▸ Listed entries
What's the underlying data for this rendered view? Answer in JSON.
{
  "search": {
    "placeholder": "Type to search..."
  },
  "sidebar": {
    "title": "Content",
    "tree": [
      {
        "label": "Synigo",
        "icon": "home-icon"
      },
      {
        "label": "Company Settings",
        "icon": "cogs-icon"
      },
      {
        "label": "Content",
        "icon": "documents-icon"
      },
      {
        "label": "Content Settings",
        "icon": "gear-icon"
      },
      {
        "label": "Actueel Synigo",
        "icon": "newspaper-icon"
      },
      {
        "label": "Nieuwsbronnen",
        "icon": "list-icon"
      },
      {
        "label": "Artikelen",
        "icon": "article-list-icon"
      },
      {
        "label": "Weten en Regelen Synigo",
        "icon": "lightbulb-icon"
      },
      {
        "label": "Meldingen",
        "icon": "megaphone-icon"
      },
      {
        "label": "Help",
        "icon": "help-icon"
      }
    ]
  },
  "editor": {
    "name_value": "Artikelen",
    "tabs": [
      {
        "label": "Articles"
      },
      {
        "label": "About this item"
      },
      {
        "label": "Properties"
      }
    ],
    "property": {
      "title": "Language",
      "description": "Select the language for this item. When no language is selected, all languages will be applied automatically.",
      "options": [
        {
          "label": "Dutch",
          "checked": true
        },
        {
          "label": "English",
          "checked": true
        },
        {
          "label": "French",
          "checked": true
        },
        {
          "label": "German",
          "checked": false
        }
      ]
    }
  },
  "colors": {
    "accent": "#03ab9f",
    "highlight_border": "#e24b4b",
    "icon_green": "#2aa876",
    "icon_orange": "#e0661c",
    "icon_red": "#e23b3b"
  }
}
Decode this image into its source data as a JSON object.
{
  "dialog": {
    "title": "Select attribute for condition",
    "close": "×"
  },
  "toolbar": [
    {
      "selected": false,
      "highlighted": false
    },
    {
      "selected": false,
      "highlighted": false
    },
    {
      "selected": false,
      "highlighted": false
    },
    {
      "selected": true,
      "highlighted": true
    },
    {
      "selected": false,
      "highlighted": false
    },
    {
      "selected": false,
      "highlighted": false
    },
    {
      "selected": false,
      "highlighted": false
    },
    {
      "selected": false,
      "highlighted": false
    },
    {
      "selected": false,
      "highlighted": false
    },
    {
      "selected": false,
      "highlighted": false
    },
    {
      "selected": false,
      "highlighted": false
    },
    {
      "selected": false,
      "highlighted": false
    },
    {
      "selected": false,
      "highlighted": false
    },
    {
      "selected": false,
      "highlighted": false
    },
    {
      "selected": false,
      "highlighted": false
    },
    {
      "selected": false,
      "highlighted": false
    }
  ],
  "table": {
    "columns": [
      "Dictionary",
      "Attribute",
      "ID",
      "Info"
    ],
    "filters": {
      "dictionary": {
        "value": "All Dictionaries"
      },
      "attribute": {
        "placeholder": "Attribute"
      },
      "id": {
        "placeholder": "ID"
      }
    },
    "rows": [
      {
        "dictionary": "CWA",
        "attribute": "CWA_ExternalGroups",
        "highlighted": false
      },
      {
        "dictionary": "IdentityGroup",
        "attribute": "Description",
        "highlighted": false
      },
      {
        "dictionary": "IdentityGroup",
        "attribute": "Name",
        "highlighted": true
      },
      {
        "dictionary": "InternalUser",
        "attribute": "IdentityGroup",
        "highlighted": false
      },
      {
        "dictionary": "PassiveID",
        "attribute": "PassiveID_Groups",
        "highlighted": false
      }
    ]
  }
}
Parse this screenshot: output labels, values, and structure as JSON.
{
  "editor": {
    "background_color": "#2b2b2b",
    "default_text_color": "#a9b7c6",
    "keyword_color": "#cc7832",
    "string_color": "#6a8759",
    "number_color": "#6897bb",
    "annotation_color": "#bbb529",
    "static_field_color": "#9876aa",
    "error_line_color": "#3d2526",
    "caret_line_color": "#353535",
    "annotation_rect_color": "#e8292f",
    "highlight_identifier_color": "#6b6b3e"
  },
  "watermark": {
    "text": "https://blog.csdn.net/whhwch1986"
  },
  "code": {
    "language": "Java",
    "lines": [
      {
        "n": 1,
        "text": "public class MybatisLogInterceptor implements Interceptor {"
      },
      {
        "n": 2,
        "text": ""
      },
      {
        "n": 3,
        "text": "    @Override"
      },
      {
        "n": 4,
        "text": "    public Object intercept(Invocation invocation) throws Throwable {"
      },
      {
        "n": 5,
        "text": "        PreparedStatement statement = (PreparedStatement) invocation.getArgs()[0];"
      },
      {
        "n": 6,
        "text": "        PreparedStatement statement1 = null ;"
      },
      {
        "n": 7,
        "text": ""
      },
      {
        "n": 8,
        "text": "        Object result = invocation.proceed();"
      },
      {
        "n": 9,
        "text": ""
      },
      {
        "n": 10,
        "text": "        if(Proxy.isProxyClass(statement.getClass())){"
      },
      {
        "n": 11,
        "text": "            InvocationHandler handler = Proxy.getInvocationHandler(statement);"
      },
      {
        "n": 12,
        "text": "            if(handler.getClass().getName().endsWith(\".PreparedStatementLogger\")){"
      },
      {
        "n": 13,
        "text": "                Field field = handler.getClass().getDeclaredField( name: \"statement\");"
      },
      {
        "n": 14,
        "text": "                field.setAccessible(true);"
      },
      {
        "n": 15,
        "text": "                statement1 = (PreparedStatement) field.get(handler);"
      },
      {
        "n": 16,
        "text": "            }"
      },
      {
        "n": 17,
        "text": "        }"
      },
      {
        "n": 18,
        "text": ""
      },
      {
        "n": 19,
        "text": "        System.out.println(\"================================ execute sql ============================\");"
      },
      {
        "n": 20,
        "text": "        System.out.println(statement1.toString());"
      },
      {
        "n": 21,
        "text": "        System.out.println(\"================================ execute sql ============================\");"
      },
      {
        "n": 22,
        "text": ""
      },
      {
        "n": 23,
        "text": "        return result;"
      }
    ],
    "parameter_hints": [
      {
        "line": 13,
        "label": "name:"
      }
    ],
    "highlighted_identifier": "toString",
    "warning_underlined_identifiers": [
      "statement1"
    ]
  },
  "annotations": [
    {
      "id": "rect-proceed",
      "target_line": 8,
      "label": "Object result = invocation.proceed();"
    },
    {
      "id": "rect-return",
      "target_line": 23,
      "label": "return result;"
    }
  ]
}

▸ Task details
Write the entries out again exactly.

▸ Response box
What's the underlying data for this rendered view? Answer in JSON.
{
  "search": {
    "placeholder": "Type to search..."
  },
  "sidebar": {
    "title": "Content",
    "tree": [
      {
        "label": "Synigo",
        "icon": "home-icon"
      },
      {
        "label": "Company Settings",
        "icon": "cogs-icon"
      },
      {
        "label": "Content",
        "icon": "documents-icon"
      },
      {
        "label": "Content Settings",
        "icon": "gear-icon"
      },
      {
        "label": "Actueel Synigo",
        "icon": "newspaper-icon"
      },
      {
        "label": "Nieuwsbronnen",
        "icon": "list-icon"
      },
      {
        "label": "Artikelen",
        "icon": "article-list-icon"
      },
      {
        "label": "Weten en Regelen Synigo",
        "icon": "lightbulb-icon"
      },
      {
        "label": "Meldingen",
        "icon": "megaphone-icon"
      },
      {
        "label": "Help",
        "icon": "help-icon"
      }
    ]
  },
  "editor": {
    "name_value": "Artikelen",
    "tabs": [
      {
        "label": "Articles"
      },
      {
        "label": "About this item"
      },
      {
        "label": "Properties"
      }
    ],
    "property": {
      "title": "Language",
      "description": "Select the language for this item. When no language is selected, all languages will be applied automatically.",
      "options": [
        {
          "label": "Dutch",
          "checked": true
        },
        {
          "label": "English",
          "checked": true
        },
        {
          "label": "French",
          "checked": true
        },
        {
          "label": "German",
          "checked": false
        }
      ]
    }
  },
  "colors": {
    "accent": "#03ab9f",
    "highlight_border": "#e24b4b",
    "icon_green": "#2aa876",
    "icon_orange": "#e0661c",
    "icon_red": "#e23b3b"
  }
}
Decode this image into its source data as a JSON object.
{
  "dialog": {
    "title": "Select attribute for condition",
    "close": "×"
  },
  "toolbar": [
    {
      "selected": false,
      "highlighted": false
    },
    {
      "selected": false,
      "highlighted": false
    },
    {
      "selected": false,
      "highlighted": false
    },
    {
      "selected": true,
      "highlighted": true
    },
    {
      "selected": false,
      "highlighted": false
    },
    {
      "selected": false,
      "highlighted": false
    },
    {
      "selected": false,
      "highlighted": false
    },
    {
      "selected": false,
      "highlighted": false
    },
    {
      "selected": false,
      "highlighted": false
    },
    {
      "selected": false,
      "highlighted": false
    },
    {
      "selected": false,
      "highlighted": false
    },
    {
      "selected": false,
      "highlighted": false
    },
    {
      "selected": false,
      "highlighted": false
    },
    {
      "selected": false,
      "highlighted": false
    },
    {
      "selected": false,
      "highlighted": false
    },
    {
      "selected": false,
      "highlighted": false
    }
  ],
  "table": {
    "columns": [
      "Dictionary",
      "Attribute",
      "ID",
      "Info"
    ],
    "filters": {
      "dictionary": {
        "value": "All Dictionaries"
      },
      "attribute": {
        "placeholder": "Attribute"
      },
      "id": {
        "placeholder": "ID"
      }
    },
    "rows": [
      {
        "dictionary": "CWA",
        "attribute": "CWA_ExternalGroups",
        "highlighted": false
      },
      {
        "dictionary": "IdentityGroup",
        "attribute": "Description",
        "highlighted": false
      },
      {
        "dictionary": "IdentityGroup",
        "attribute": "Name",
        "highlighted": true
      },
      {
        "dictionary": "InternalUser",
        "attribute": "IdentityGroup",
        "highlighted": false
      },
      {
        "dictionary": "PassiveID",
        "attribute": "PassiveID_Groups",
        "highlighted": false
      }
    ]
  }
}
Parse this screenshot: output labels, values, and structure as JSON.
{
  "editor": {
    "background_color": "#2b2b2b",
    "default_text_color": "#a9b7c6",
    "keyword_color": "#cc7832",
    "string_color": "#6a8759",
    "number_color": "#6897bb",
    "annotation_color": "#bbb529",
    "static_field_color": "#9876aa",
    "error_line_color": "#3d2526",
    "caret_line_color": "#353535",
    "annotation_rect_color": "#e8292f",
    "highlight_identifier_color": "#6b6b3e"
  },
  "watermark": {
    "text": "https://blog.csdn.net/whhwch1986"
  },
  "code": {
    "language": "Java",
    "lines": [
      {
        "n": 1,
        "text": "public class MybatisLogInterceptor implements Interceptor {"
      },
      {
        "n": 2,
        "text": ""
      },
      {
        "n": 3,
        "text": "    @Override"
      },
      {
        "n": 4,
        "text": "    public Object intercept(Invocation invocation) throws Throwable {"
      },
      {
        "n": 5,
        "text": "        PreparedStatement statement = (PreparedStatement) invocation.getArgs()[0];"
      },
      {
        "n": 6,
        "text": "        PreparedStatement statement1 = null ;"
      },
      {
        "n": 7,
        "text": ""
      },
      {
        "n": 8,
        "text": "        Object result = invocation.proceed();"
      },
      {
        "n": 9,
        "text": ""
      },
      {
        "n": 10,
        "text": "        if(Proxy.isProxyClass(statement.getClass())){"
      },
      {
        "n": 11,
        "text": "            InvocationHandler handler = Proxy.getInvocationHandler(statement);"
      },
      {
        "n": 12,
        "text": "            if(handler.getClass().getName().endsWith(\".PreparedStatementLogger\")){"
      },
      {
        "n": 13,
        "text": "                Field field = handler.getClass().getDeclaredField( name: \"statement\");"
      },
      {
        "n": 14,
        "text": "                field.setAccessible(true);"
      },
      {
        "n": 15,
        "text": "                statement1 = (PreparedStatement) field.get(handler);"
      },
      {
        "n": 16,
        "text": "            }"
      },
      {
        "n": 17,
        "text": "        }"
      },
      {
        "n": 18,
        "text": ""
      },
      {
        "n": 19,
        "text": "        System.out.println(\"================================ execute sql ============================\");"
      },
      {
        "n": 20,
        "text": "        System.out.println(statement1.toString());"
      },
      {
        "n": 21,
        "text": "        System.out.println(\"================================ execute sql ============================\");"
      },
      {
        "n": 22,
        "text": ""
      },
      {
        "n": 23,
        "text": "        return result;"
      }
    ],
    "parameter_hints": [
      {
        "line": 13,
        "label": "name:"
      }
    ],
    "highlighted_identifier": "toString",
    "warning_underlined_identifiers": [
      "statement1"
    ]
  },
  "annotations": [
    {
      "id": "rect-proceed",
      "target_line": 8,
      "label": "Object result = invocation.proceed();"
    },
    {
      "id": "rect-return",
      "target_line": 23,
      "label": "return result;"
    }
  ]
}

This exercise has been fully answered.